▼
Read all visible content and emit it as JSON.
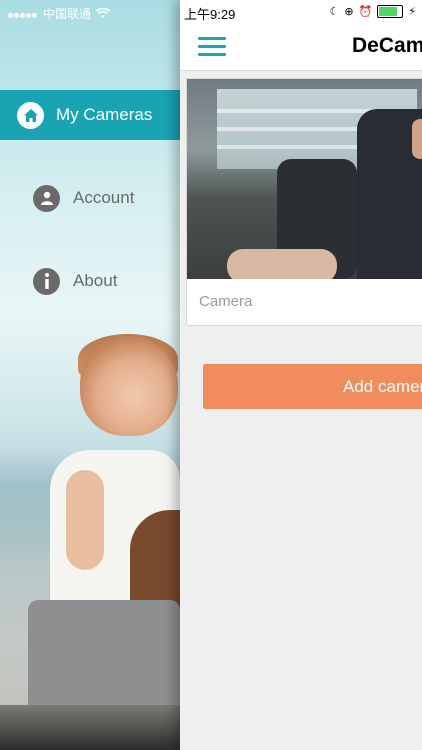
{
  "status_bar": {
    "carrier": "中国联通",
    "time": "上午9:29"
  },
  "sidebar": {
    "items": [
      {
        "label": "My Cameras",
        "icon": "home-icon",
        "active": true
      },
      {
        "label": "Account",
        "icon": "user-icon",
        "active": false
      },
      {
        "label": "About",
        "icon": "info-icon",
        "active": false
      }
    ]
  },
  "header": {
    "title": "DeCam"
  },
  "camera_card": {
    "label": "Camera"
  },
  "add_button": {
    "label": "Add camera"
  },
  "colors": {
    "accent": "#1aa3b3",
    "add_button": "#f08c5e",
    "panel_bg": "#efefef"
  }
}
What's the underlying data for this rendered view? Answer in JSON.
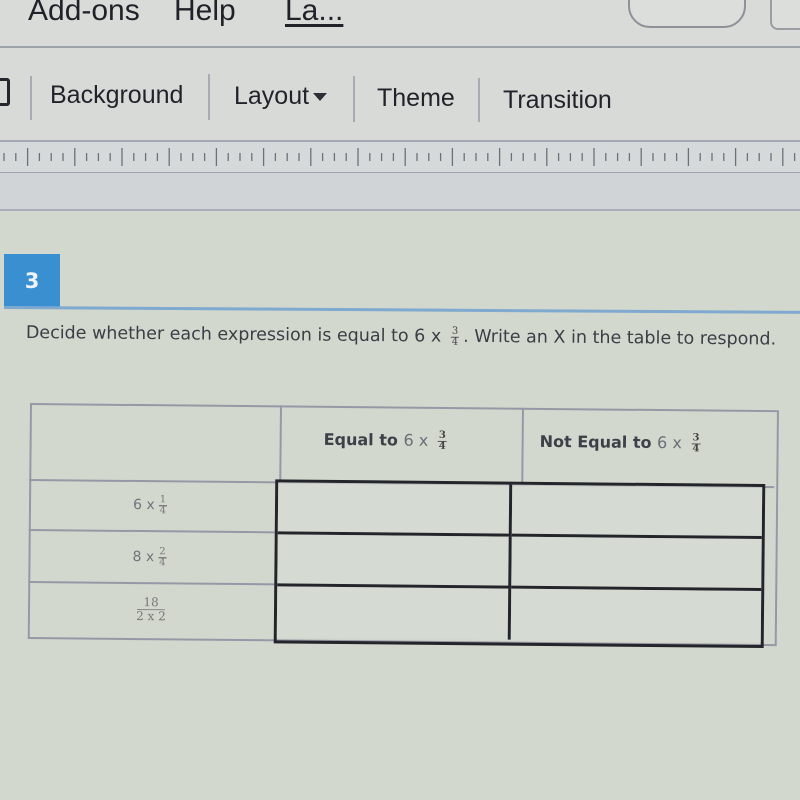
{
  "menubar": {
    "items": [
      "Add-ons",
      "Help",
      "La..."
    ]
  },
  "toolbar": {
    "items": [
      "Background",
      "Layout",
      "Theme",
      "Transition"
    ]
  },
  "question": {
    "number": "3",
    "prompt_part1": "Decide whether each expression is equal to 6 x",
    "prompt_frac": {
      "num": "3",
      "den": "4"
    },
    "prompt_part2": ". Write an X in the table to respond.",
    "table": {
      "headers": [
        {
          "bold": "Equal to",
          "light": "6 x",
          "frac": {
            "num": "3",
            "den": "4"
          }
        },
        {
          "bold": "Not Equal to",
          "light": "6 x",
          "frac": {
            "num": "3",
            "den": "4"
          }
        }
      ],
      "rows": [
        {
          "lead": "6 x",
          "frac": {
            "num": "1",
            "den": "4"
          },
          "answers": [
            "",
            ""
          ]
        },
        {
          "lead": "8 x",
          "frac": {
            "num": "2",
            "den": "4"
          },
          "answers": [
            "",
            ""
          ]
        },
        {
          "lead": "",
          "frac": {
            "num": "18",
            "den": "2 x 2"
          },
          "answers": [
            "",
            ""
          ]
        }
      ]
    }
  }
}
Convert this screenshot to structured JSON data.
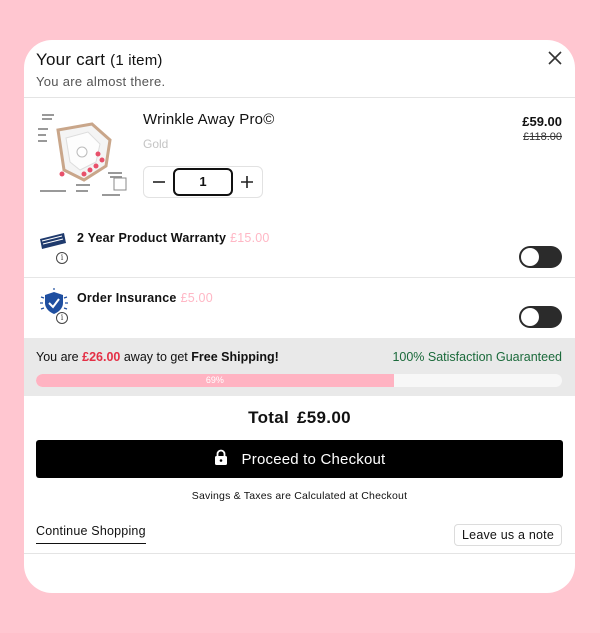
{
  "header": {
    "title": "Your cart",
    "count": "(1 item)",
    "subtitle": "You are almost there."
  },
  "product": {
    "name": "Wrinkle Away Pro©",
    "variant": "Gold",
    "price": "£59.00",
    "compare_price": "£118.00",
    "quantity": "1"
  },
  "addons": [
    {
      "label": "2 Year Product Warranty",
      "price": "£15.00",
      "enabled": false,
      "icon": "warranty-badge-icon"
    },
    {
      "label": "Order Insurance",
      "price": "£5.00",
      "enabled": false,
      "icon": "shield-check-icon"
    }
  ],
  "shipping": {
    "prefix": "You are",
    "amount": "£26.00",
    "middle": "away to get",
    "free_label": "Free Shipping!",
    "guarantee": "100% Satisfaction Guaranteed",
    "progress_percent": 68,
    "progress_label": "69%"
  },
  "total": {
    "label": "Total",
    "amount": "£59.00"
  },
  "checkout": {
    "label": "Proceed to Checkout",
    "savings_note": "Savings & Taxes are Calculated at Checkout"
  },
  "footer": {
    "continue_label": "Continue Shopping",
    "note_label": "Leave us a note"
  },
  "colors": {
    "background": "#ffc6d0",
    "accent_pink": "#ffb3c2",
    "shipping_amount": "#e43046",
    "guarantee": "#1b6a3b"
  }
}
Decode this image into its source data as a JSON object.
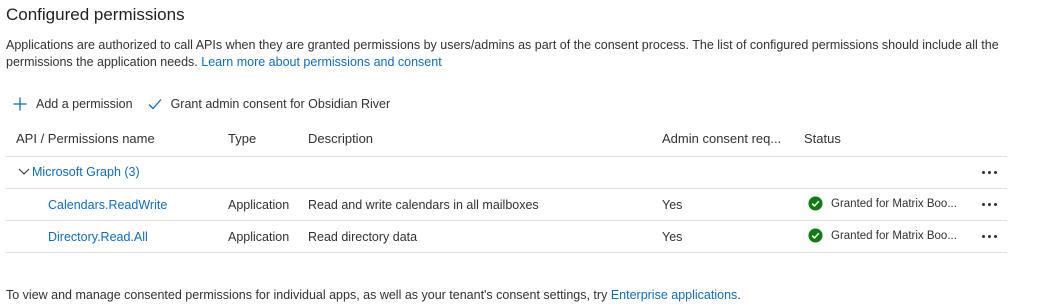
{
  "section": {
    "title": "Configured permissions",
    "description": "Applications are authorized to call APIs when they are granted permissions by users/admins as part of the consent process. The list of configured permissions should include all the permissions the application needs.",
    "learn_more_link": "Learn more about permissions and consent"
  },
  "toolbar": {
    "add_permission_label": "Add a permission",
    "grant_consent_label": "Grant admin consent for Obsidian River"
  },
  "table": {
    "columns": {
      "name": "API / Permissions name",
      "type": "Type",
      "description": "Description",
      "admin_consent": "Admin consent req...",
      "status": "Status"
    },
    "group": {
      "label": "Microsoft Graph (3)"
    },
    "rows": [
      {
        "name": "Calendars.ReadWrite",
        "type": "Application",
        "description": "Read and write calendars in all mailboxes",
        "admin_consent": "Yes",
        "status": "Granted for Matrix Boo..."
      },
      {
        "name": "Directory.Read.All",
        "type": "Application",
        "description": "Read directory data",
        "admin_consent": "Yes",
        "status": "Granted for Matrix Boo..."
      }
    ]
  },
  "footer": {
    "text": "To view and manage consented permissions for individual apps, as well as your tenant's consent settings, try",
    "link": "Enterprise applications",
    "suffix": "."
  },
  "colors": {
    "link": "#0f6cbd",
    "success": "#107c10",
    "divider": "#e1dfdd"
  },
  "icons": {
    "add": "plus-icon",
    "grant": "checkmark-icon",
    "expand": "chevron-down-icon",
    "status": "check-circle-icon",
    "more": "more-ellipsis-icon"
  }
}
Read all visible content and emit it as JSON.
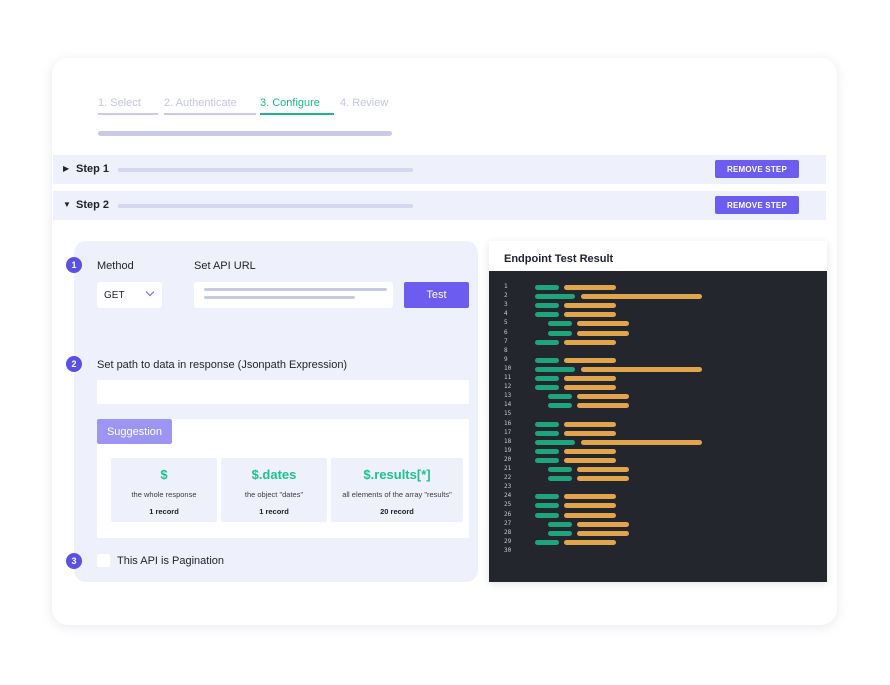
{
  "wizard": {
    "tabs": [
      {
        "label": "1. Select",
        "state": "done"
      },
      {
        "label": "2. Authenticate",
        "state": "done"
      },
      {
        "label": "3. Configure",
        "state": "active"
      },
      {
        "label": "4. Review",
        "state": "pending"
      }
    ]
  },
  "steps": [
    {
      "title": "Step 1",
      "expanded": false,
      "remove_label": "REMOVE STEP"
    },
    {
      "title": "Step 2",
      "expanded": true,
      "remove_label": "REMOVE STEP"
    }
  ],
  "config": {
    "section1_number": "1",
    "method_label": "Method",
    "api_url_label": "Set API URL",
    "method_value": "GET",
    "test_label": "Test",
    "section2_number": "2",
    "path_label": "Set path to data in response (Jsonpath Expression)",
    "suggestion_label": "Suggestion",
    "suggestions": [
      {
        "expr": "$",
        "desc": "the whole response",
        "count": "1 record"
      },
      {
        "expr": "$.dates",
        "desc": "the object \"dates\"",
        "count": "1 record"
      },
      {
        "expr": "$.results[*]",
        "desc": "all elements of the array \"results\"",
        "count": "20 record"
      }
    ],
    "section3_number": "3",
    "pagination_label": "This API is Pagination"
  },
  "endpoint": {
    "title": "Endpoint Test Result",
    "line_numbers": [
      "1",
      "2",
      "3",
      "4",
      "5",
      "6",
      "7",
      "8",
      "9",
      "10",
      "11",
      "12",
      "13",
      "14",
      "15",
      "16",
      "17",
      "18",
      "19",
      "20",
      "21",
      "22",
      "23",
      "24",
      "25",
      "26",
      "27",
      "28",
      "29",
      "30"
    ]
  },
  "colors": {
    "accent": "#6c5cf0",
    "active_tab": "#1fb58c",
    "code_key": "#1fa57b",
    "code_value": "#e0a54d",
    "code_bg": "#24262d"
  }
}
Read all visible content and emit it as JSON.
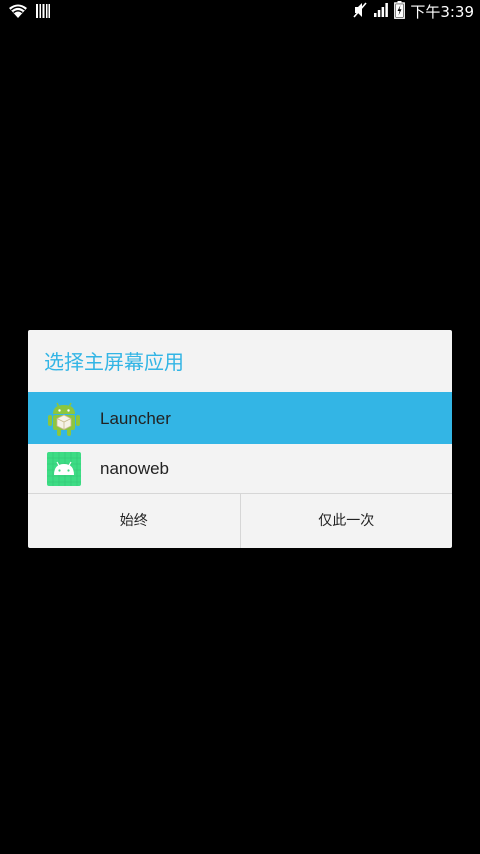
{
  "status_bar": {
    "time": "下午3:39",
    "icons": [
      "wifi-icon",
      "barcode-icon",
      "mute-icon",
      "signal-icon",
      "battery-charging-icon"
    ]
  },
  "dialog": {
    "title": "选择主屏幕应用",
    "accent_color": "#33b5e5",
    "items": [
      {
        "label": "Launcher",
        "icon": "android-launcher-icon",
        "selected": true
      },
      {
        "label": "nanoweb",
        "icon": "android-app-icon",
        "selected": false
      }
    ],
    "buttons": {
      "always": "始终",
      "just_once": "仅此一次"
    }
  }
}
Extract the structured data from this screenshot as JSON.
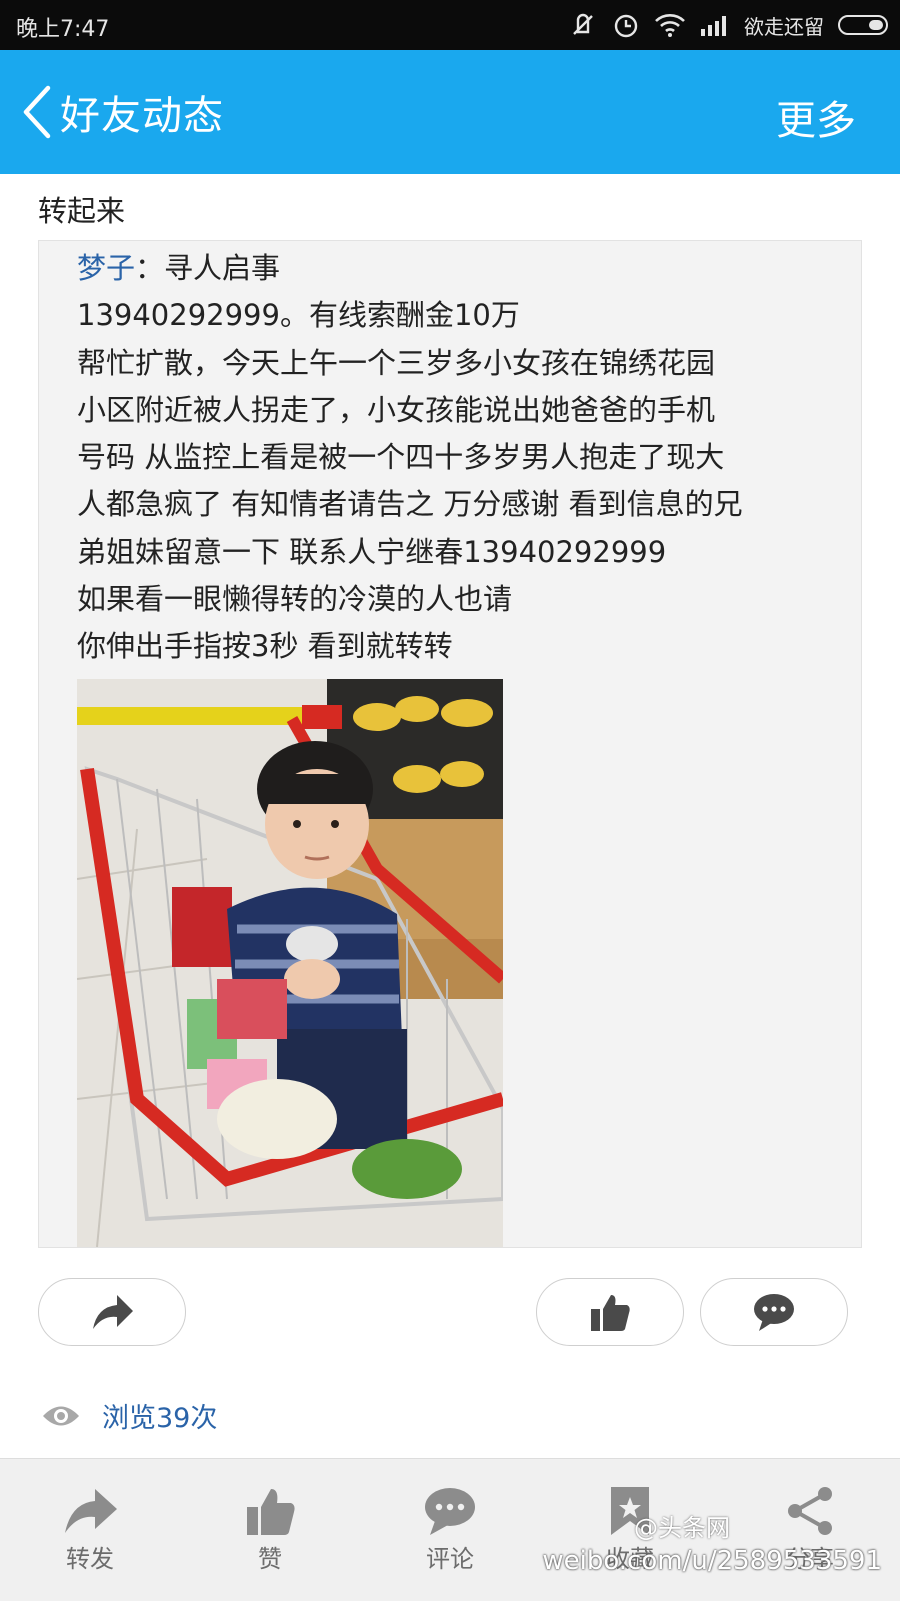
{
  "status_bar": {
    "time": "晚上7:47",
    "carrier": "欲走还留"
  },
  "title_bar": {
    "title": "好友动态",
    "more": "更多"
  },
  "post": {
    "header_text": "转起来",
    "quote": {
      "author": "梦子",
      "title_rest": "：寻人启事",
      "lines": [
        "13940292999。有线索酬金10万",
        "帮忙扩散，今天上午一个三岁多小女孩在锦绣花园",
        "小区附近被人拐走了，小女孩能说出她爸爸的手机",
        "号码 从监控上看是被一个四十多岁男人抱走了现大",
        "人都急疯了 有知情者请告之 万分感谢 看到信息的兄",
        "弟姐妹留意一下 联系人宁继春13940292999",
        "如果看一眼懒得转的冷漠的人也请",
        "你伸出手指按3秒 看到就转转"
      ]
    },
    "views": "浏览39次"
  },
  "toolbar": {
    "items": [
      {
        "label": "转发",
        "icon": "forward-icon"
      },
      {
        "label": "赞",
        "icon": "thumbs-up-icon"
      },
      {
        "label": "评论",
        "icon": "comment-icon"
      },
      {
        "label": "收藏",
        "icon": "bookmark-icon"
      },
      {
        "label": "分享",
        "icon": "share-icon"
      }
    ]
  },
  "watermark": {
    "logo": "@头条网",
    "url": "weibo.com/u/2589533591"
  },
  "colors": {
    "title_bar": "#1aa8ee",
    "status_bar": "#0b0b0b",
    "link": "#2a63a8",
    "quote_bg": "#f3f3f3",
    "toolbar_bg": "#f0f0f0"
  }
}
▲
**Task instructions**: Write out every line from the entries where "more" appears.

**Problem solution**:
    "learn_more_link": "Learn more about permissions and consent"
    "more": "more-ellipsis-icon"
    "more": "更多"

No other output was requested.